οἱ δὲ δίκαιοι] “hoc ipso judicio declarati,” Bengel. Comp. Romans 5:19.
Because the judgment is a judgment of Christians (see on Matthew 25:31), faith is presupposed though not formally mentioned. The truth is, the Judge regulates His decision according to the way in which faith has been evidenced by love (1 Corinthians 13:1 ff.; John 13:35), without which as its necessary fruit faith does not save (Galatians 5:6). Comp. Apol. Conf. A, p. 138. The manifestations of love, as forming the principle of the Christian’s life, accordingly constitute the πρᾶξις by which he is to be judged (Matthew 16:27; 2 Corinthians 5:10). Comp.

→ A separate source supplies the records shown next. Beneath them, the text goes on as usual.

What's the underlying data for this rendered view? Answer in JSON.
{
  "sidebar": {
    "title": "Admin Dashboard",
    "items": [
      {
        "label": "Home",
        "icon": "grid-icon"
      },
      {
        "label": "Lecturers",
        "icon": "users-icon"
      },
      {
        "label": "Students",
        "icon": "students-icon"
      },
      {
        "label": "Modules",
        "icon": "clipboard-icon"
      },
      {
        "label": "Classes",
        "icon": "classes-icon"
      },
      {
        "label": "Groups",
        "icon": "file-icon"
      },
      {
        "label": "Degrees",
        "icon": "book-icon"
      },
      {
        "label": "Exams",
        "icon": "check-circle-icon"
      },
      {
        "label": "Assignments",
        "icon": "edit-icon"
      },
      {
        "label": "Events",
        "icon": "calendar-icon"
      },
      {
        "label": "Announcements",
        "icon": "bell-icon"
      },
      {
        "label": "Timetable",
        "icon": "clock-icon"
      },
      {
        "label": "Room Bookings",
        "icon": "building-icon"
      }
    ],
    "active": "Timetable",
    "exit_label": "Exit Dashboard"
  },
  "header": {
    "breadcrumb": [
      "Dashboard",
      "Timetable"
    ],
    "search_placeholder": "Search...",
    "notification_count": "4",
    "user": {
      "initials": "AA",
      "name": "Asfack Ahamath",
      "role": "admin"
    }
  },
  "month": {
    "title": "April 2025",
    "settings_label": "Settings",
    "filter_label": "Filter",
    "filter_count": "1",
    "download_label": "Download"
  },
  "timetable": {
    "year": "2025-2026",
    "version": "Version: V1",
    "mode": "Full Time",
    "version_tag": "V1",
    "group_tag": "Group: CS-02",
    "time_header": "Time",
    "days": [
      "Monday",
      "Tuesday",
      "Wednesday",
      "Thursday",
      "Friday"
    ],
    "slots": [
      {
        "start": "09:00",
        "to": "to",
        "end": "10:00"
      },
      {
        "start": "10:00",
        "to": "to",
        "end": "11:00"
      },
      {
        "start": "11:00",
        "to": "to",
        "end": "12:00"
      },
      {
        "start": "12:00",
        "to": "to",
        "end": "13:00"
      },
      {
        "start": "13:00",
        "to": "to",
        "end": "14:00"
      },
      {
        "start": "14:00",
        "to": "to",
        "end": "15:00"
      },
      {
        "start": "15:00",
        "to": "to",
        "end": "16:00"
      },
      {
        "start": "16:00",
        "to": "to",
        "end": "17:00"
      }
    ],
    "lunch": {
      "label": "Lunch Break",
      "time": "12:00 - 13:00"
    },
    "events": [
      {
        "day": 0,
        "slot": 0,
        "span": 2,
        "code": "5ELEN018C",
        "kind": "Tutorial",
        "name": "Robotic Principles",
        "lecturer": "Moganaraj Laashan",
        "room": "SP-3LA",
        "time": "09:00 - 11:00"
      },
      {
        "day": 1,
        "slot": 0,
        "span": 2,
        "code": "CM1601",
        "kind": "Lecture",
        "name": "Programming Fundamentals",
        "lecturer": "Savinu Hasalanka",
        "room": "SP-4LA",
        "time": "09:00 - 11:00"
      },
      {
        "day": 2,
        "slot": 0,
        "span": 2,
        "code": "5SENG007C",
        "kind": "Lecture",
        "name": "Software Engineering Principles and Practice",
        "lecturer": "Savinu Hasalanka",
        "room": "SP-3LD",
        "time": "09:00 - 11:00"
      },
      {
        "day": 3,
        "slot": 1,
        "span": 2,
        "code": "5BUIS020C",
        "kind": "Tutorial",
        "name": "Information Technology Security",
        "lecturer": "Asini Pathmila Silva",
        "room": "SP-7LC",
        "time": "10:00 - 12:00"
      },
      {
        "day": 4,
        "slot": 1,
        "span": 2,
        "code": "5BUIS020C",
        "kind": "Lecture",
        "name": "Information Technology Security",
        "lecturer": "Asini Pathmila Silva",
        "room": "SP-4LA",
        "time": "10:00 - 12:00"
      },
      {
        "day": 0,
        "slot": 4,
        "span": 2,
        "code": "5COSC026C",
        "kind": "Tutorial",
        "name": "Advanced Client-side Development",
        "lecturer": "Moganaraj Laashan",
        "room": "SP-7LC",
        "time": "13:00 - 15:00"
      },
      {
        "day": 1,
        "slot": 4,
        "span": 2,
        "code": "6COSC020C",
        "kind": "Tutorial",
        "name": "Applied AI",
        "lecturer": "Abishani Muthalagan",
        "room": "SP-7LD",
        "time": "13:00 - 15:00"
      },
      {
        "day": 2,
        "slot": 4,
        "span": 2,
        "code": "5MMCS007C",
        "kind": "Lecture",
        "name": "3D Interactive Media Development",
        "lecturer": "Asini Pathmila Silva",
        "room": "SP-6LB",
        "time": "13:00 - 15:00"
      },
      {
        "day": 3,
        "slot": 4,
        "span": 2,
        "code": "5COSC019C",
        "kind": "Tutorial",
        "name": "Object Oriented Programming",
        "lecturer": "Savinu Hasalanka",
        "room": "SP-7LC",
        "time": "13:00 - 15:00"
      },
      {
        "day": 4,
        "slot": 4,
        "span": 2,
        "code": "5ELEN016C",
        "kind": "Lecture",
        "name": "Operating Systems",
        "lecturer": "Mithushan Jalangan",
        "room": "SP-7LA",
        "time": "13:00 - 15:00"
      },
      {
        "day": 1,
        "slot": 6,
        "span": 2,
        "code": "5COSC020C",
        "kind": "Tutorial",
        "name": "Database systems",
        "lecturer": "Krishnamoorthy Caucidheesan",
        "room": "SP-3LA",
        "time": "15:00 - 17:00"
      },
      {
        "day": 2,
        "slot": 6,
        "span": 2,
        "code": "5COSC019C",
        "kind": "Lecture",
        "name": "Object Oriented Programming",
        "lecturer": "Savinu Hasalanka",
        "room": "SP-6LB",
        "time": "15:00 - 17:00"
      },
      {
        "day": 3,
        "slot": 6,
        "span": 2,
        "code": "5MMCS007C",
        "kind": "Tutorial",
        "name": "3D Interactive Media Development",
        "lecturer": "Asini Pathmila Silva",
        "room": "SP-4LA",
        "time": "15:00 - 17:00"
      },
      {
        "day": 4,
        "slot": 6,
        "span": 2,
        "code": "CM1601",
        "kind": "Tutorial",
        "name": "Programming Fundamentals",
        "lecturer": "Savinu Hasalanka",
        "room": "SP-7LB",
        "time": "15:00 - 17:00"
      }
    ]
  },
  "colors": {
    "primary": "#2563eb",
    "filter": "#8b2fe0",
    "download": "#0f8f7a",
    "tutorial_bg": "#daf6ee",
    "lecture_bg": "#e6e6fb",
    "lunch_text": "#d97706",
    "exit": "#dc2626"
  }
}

Matthew 5:7. But, in so far as, according to this concrete view of the judgment, Jesus bases His sentence upon the principle that love shown to or withheld from the least of His brethren is the same as love shown to or withheld from Himself, He does so in harmony with the view contained in Matthew 18:5, Matthew 10:40. Comp. John 13:20.